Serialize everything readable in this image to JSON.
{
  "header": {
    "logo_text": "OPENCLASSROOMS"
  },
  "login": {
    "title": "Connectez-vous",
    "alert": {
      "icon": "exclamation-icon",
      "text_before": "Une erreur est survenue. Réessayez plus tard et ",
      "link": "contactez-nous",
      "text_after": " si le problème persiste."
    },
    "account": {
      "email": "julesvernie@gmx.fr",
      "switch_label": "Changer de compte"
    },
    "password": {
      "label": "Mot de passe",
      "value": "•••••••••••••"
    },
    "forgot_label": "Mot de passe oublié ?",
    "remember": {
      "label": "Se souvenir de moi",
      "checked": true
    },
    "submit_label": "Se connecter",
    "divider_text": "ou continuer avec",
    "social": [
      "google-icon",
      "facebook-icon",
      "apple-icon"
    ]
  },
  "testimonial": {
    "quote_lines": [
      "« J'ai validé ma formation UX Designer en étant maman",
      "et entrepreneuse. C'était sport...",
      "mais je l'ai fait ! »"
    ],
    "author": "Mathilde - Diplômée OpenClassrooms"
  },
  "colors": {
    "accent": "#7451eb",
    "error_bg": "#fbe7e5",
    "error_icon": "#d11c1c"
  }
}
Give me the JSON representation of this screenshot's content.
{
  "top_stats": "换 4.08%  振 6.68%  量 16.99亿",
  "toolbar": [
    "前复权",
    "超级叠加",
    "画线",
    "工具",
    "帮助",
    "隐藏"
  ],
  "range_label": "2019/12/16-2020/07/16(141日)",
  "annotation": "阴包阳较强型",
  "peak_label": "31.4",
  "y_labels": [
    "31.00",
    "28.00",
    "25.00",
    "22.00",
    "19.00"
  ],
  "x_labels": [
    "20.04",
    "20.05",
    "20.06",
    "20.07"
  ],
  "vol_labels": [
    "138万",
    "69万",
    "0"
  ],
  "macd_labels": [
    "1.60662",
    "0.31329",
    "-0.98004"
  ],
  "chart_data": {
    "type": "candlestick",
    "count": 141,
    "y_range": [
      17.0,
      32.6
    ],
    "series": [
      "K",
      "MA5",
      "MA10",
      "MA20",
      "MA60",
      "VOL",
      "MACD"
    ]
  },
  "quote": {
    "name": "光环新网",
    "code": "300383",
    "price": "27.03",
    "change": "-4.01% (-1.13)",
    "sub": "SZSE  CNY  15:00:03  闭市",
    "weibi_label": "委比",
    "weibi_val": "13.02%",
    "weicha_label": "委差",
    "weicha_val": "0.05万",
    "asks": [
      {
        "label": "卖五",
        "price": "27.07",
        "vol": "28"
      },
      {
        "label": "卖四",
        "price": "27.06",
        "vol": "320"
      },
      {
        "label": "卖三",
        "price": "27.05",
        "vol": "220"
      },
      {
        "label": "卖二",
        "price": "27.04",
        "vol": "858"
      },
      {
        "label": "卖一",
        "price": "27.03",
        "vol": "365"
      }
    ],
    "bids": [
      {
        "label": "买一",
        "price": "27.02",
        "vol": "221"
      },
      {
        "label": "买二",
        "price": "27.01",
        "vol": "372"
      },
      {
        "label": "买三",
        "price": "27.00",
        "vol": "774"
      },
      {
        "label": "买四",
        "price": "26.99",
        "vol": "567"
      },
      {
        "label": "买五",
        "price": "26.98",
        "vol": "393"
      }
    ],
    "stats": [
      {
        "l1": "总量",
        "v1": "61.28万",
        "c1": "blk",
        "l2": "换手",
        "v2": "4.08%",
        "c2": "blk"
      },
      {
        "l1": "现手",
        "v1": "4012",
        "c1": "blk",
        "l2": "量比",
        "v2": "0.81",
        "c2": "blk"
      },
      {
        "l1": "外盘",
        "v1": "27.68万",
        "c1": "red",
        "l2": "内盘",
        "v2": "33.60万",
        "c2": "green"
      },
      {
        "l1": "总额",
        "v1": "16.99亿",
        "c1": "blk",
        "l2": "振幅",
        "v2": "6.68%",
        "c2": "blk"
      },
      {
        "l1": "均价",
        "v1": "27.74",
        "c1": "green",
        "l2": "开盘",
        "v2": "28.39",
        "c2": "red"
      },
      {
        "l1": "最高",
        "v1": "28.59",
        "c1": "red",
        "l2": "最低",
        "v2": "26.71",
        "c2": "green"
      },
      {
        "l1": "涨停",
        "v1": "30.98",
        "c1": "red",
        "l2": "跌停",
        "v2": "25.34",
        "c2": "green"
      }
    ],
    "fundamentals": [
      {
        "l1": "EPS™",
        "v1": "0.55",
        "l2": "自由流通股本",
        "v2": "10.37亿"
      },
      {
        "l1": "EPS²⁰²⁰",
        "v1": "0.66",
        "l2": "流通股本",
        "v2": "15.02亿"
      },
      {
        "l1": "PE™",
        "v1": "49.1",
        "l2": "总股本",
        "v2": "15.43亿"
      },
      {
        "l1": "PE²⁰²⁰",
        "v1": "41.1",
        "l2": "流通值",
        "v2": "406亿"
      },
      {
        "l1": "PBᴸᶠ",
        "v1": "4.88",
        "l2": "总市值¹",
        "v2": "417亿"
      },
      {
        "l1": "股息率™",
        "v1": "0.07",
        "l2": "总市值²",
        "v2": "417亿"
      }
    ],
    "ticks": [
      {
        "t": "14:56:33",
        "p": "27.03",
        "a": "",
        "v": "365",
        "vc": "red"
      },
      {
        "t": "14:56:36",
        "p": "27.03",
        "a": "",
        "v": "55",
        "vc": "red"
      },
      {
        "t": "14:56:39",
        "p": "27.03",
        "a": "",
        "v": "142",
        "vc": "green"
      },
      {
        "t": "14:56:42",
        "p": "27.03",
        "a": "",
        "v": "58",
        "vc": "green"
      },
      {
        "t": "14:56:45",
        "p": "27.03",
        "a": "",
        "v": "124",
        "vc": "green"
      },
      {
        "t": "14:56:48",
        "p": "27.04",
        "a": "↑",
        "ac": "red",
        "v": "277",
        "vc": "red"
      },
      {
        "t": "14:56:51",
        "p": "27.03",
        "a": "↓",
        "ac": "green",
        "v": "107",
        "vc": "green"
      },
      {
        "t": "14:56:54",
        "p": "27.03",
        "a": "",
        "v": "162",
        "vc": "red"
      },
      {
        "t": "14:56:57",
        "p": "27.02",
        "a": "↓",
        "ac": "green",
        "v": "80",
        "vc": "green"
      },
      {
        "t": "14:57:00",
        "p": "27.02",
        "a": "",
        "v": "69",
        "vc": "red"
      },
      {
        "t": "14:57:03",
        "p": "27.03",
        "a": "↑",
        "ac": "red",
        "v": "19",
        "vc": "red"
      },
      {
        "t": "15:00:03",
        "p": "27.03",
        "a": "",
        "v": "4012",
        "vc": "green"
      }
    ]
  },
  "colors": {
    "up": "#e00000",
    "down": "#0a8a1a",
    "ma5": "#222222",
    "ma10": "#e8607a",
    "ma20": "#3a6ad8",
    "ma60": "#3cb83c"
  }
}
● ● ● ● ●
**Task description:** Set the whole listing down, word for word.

**Answer for the task:**
Serialize everything readable in this image to JSON.
{
  "header": {
    "logo_text": "OPENCLASSROOMS"
  },
  "login": {
    "title": "Connectez-vous",
    "alert": {
      "icon": "exclamation-icon",
      "text_before": "Une erreur est survenue. Réessayez plus tard et ",
      "link": "contactez-nous",
      "text_after": " si le problème persiste."
    },
    "account": {
      "email": "julesvernie@gmx.fr",
      "switch_label": "Changer de compte"
    },
    "password": {
      "label": "Mot de passe",
      "value": "•••••••••••••"
    },
    "forgot_label": "Mot de passe oublié ?",
    "remember": {
      "label": "Se souvenir de moi",
      "checked": true
    },
    "submit_label": "Se connecter",
    "divider_text": "ou continuer avec",
    "social": [
      "google-icon",
      "facebook-icon",
      "apple-icon"
    ]
  },
  "testimonial": {
    "quote_lines": [
      "« J'ai validé ma formation UX Designer en étant maman",
      "et entrepreneuse. C'était sport...",
      "mais je l'ai fait ! »"
    ],
    "author": "Mathilde - Diplômée OpenClassrooms"
  },
  "colors": {
    "accent": "#7451eb",
    "error_bg": "#fbe7e5",
    "error_icon": "#d11c1c"
  }
}
Give me the JSON representation of this screenshot's content.
{
  "top_stats": "换 4.08%  振 6.68%  量 16.99亿",
  "toolbar": [
    "前复权",
    "超级叠加",
    "画线",
    "工具",
    "帮助",
    "隐藏"
  ],
  "range_label": "2019/12/16-2020/07/16(141日)",
  "annotation": "阴包阳较强型",
  "peak_label": "31.4",
  "y_labels": [
    "31.00",
    "28.00",
    "25.00",
    "22.00",
    "19.00"
  ],
  "x_labels": [
    "20.04",
    "20.05",
    "20.06",
    "20.07"
  ],
  "vol_labels": [
    "138万",
    "69万",
    "0"
  ],
  "macd_labels": [
    "1.60662",
    "0.31329",
    "-0.98004"
  ],
  "chart_data": {
    "type": "candlestick",
    "count": 141,
    "y_range": [
      17.0,
      32.6
    ],
    "series": [
      "K",
      "MA5",
      "MA10",
      "MA20",
      "MA60",
      "VOL",
      "MACD"
    ]
  },
  "quote": {
    "name": "光环新网",
    "code": "300383",
    "price": "27.03",
    "change": "-4.01% (-1.13)",
    "sub": "SZSE  CNY  15:00:03  闭市",
    "weibi_label": "委比",
    "weibi_val": "13.02%",
    "weicha_label": "委差",
    "weicha_val": "0.05万",
    "asks": [
      {
        "label": "卖五",
        "price": "27.07",
        "vol": "28"
      },
      {
        "label": "卖四",
        "price": "27.06",
        "vol": "320"
      },
      {
        "label": "卖三",
        "price": "27.05",
        "vol": "220"
      },
      {
        "label": "卖二",
        "price": "27.04",
        "vol": "858"
      },
      {
        "label": "卖一",
        "price": "27.03",
        "vol": "365"
      }
    ],
    "bids": [
      {
        "label": "买一",
        "price": "27.02",
        "vol": "221"
      },
      {
        "label": "买二",
        "price": "27.01",
        "vol": "372"
      },
      {
        "label": "买三",
        "price": "27.00",
        "vol": "774"
      },
      {
        "label": "买四",
        "price": "26.99",
        "vol": "567"
      },
      {
        "label": "买五",
        "price": "26.98",
        "vol": "393"
      }
    ],
    "stats": [
      {
        "l1": "总量",
        "v1": "61.28万",
        "c1": "blk",
        "l2": "换手",
        "v2": "4.08%",
        "c2": "blk"
      },
      {
        "l1": "现手",
        "v1": "4012",
        "c1": "blk",
        "l2": "量比",
        "v2": "0.81",
        "c2": "blk"
      },
      {
        "l1": "外盘",
        "v1": "27.68万",
        "c1": "red",
        "l2": "内盘",
        "v2": "33.60万",
        "c2": "green"
      },
      {
        "l1": "总额",
        "v1": "16.99亿",
        "c1": "blk",
        "l2": "振幅",
        "v2": "6.68%",
        "c2": "blk"
      },
      {
        "l1": "均价",
        "v1": "27.74",
        "c1": "green",
        "l2": "开盘",
        "v2": "28.39",
        "c2": "red"
      },
      {
        "l1": "最高",
        "v1": "28.59",
        "c1": "red",
        "l2": "最低",
        "v2": "26.71",
        "c2": "green"
      },
      {
        "l1": "涨停",
        "v1": "30.98",
        "c1": "red",
        "l2": "跌停",
        "v2": "25.34",
        "c2": "green"
      }
    ],
    "fundamentals": [
      {
        "l1": "EPS™",
        "v1": "0.55",
        "l2": "自由流通股本",
        "v2": "10.37亿"
      },
      {
        "l1": "EPS²⁰²⁰",
        "v1": "0.66",
        "l2": "流通股本",
        "v2": "15.02亿"
      },
      {
        "l1": "PE™",
        "v1": "49.1",
        "l2": "总股本",
        "v2": "15.43亿"
      },
      {
        "l1": "PE²⁰²⁰",
        "v1": "41.1",
        "l2": "流通值",
        "v2": "406亿"
      },
      {
        "l1": "PBᴸᶠ",
        "v1": "4.88",
        "l2": "总市值¹",
        "v2": "417亿"
      },
      {
        "l1": "股息率™",
        "v1": "0.07",
        "l2": "总市值²",
        "v2": "417亿"
      }
    ],
    "ticks": [
      {
        "t": "14:56:33",
        "p": "27.03",
        "a": "",
        "v": "365",
        "vc": "red"
      },
      {
        "t": "14:56:36",
        "p": "27.03",
        "a": "",
        "v": "55",
        "vc": "red"
      },
      {
        "t": "14:56:39",
        "p": "27.03",
        "a": "",
        "v": "142",
        "vc": "green"
      },
      {
        "t": "14:56:42",
        "p": "27.03",
        "a": "",
        "v": "58",
        "vc": "green"
      },
      {
        "t": "14:56:45",
        "p": "27.03",
        "a": "",
        "v": "124",
        "vc": "green"
      },
      {
        "t": "14:56:48",
        "p": "27.04",
        "a": "↑",
        "ac": "red",
        "v": "277",
        "vc": "red"
      },
      {
        "t": "14:56:51",
        "p": "27.03",
        "a": "↓",
        "ac": "green",
        "v": "107",
        "vc": "green"
      },
      {
        "t": "14:56:54",
        "p": "27.03",
        "a": "",
        "v": "162",
        "vc": "red"
      },
      {
        "t": "14:56:57",
        "p": "27.02",
        "a": "↓",
        "ac": "green",
        "v": "80",
        "vc": "green"
      },
      {
        "t": "14:57:00",
        "p": "27.02",
        "a": "",
        "v": "69",
        "vc": "red"
      },
      {
        "t": "14:57:03",
        "p": "27.03",
        "a": "↑",
        "ac": "red",
        "v": "19",
        "vc": "red"
      },
      {
        "t": "15:00:03",
        "p": "27.03",
        "a": "",
        "v": "4012",
        "vc": "green"
      }
    ]
  },
  "colors": {
    "up": "#e00000",
    "down": "#0a8a1a",
    "ma5": "#222222",
    "ma10": "#e8607a",
    "ma20": "#3a6ad8",
    "ma60": "#3cb83c"
  }
}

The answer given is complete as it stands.